It was not neccessary, but in order to make the tables and book shelves look nicer, I added a bevel onto the parts that did not have bevels after we had gotten the parts sawed. This made it look nicer, and was my first use of a router in the house. The router was a very cheap one (30 Euro including both router and electrical plane, from Alpha Tools).
- Buy the boards pre sawed, especially if they vendor has an advanced saw (wall mounted saw table with movable saw).
- A router can do some very nice things that can not be done as good in any other way
This was something we expected to be easy, we did not think of it as a separate project, just another part of the repainting. We rented a gadget that steams the wallpaper so that it can be easily taken down from the wall. The theory is that after that, the glue has loosened its grip and the wallpaper can be torn from the wall.
Not so, that is about as true as saying that all living things need sun and nutrition, and then including weed in the theory. The wall paper hardly got wet behind the paint, and a lot less wet behind the sea grass. After two days of constant steaming, we had gotten only a small part of the wall paper down, and since we were approaching move in time, we started to feel the panick.
The day after, when I got to the house after a day of working, where my wife had instead spent the time taring at wall paper, the project had changed. My wife had found a better way to get the wall paper down: steaming violence. It had worked, only problem was that one of the walls had been a drywall, and the paper protecting the plaster in that wall had gotten seriously damaged by the attacks on the sea grass wall paper.
So my new project was putty coating the remains of a drywall where sometimes the protective paper existed on top of the plaster, and sometimes the plaster was the only remaining face on the wall. It was some work, specially grinding after putty coating was a delicate job, since the paper from the drywall now and then tore off. However, doing this took considerably less time than trying to remove the sea grass using steam.

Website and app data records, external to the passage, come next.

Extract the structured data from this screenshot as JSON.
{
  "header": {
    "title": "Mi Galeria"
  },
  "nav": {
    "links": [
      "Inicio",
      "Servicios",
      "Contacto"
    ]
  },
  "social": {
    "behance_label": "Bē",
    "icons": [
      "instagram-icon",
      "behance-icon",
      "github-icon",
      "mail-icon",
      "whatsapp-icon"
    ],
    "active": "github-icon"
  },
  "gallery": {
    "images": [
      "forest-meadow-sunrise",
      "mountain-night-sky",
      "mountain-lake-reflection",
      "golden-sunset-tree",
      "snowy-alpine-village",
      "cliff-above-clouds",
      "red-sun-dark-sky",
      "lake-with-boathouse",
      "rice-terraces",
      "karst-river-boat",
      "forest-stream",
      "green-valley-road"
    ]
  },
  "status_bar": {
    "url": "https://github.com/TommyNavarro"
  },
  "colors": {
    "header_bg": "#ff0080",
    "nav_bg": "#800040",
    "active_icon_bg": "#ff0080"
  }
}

When all walls where as expected, we painted three of the and put wall paper on the forth of them, which was the original plan. Putting up wall paper, which was a first for both us, but where we knew how it used to look when others did it, turned out to be quite easy. Only thing was that we lost a few pieces extra of wall paper since it tore off when trying to untangle it after putting the glue on. The total job took us four days, where three days and a little more was used to get rid of the old wall paper.
This was done by:
- Steaming off som pieces of wall paper
- Taring of other pieces of wall papers
- Cutting loose pices of wall paper with a wide scraper
- Mending holes by the use of putty
- grinding putty until even
- Gluing wall papers
- Putting up wall papers
- Cutting wall papers in place to fit nice on fodders
- Not all machines work as advertised
- Violence does now and then work better than patience
- Putting up wall papers is not too bad, but slower than putting up paint. Do buy some spare lengths of wall paper.
After some work, the wallpaper was completely removed from the concrete walls, but only small fragments has come off from the drywall.
After a lot more work, a lot of the wallpaper still clung onto the drywall, and we started to remove it with force and a large putty knife. It hurt the drywall but was still a lot faster way of working than relying on the steam doing the job.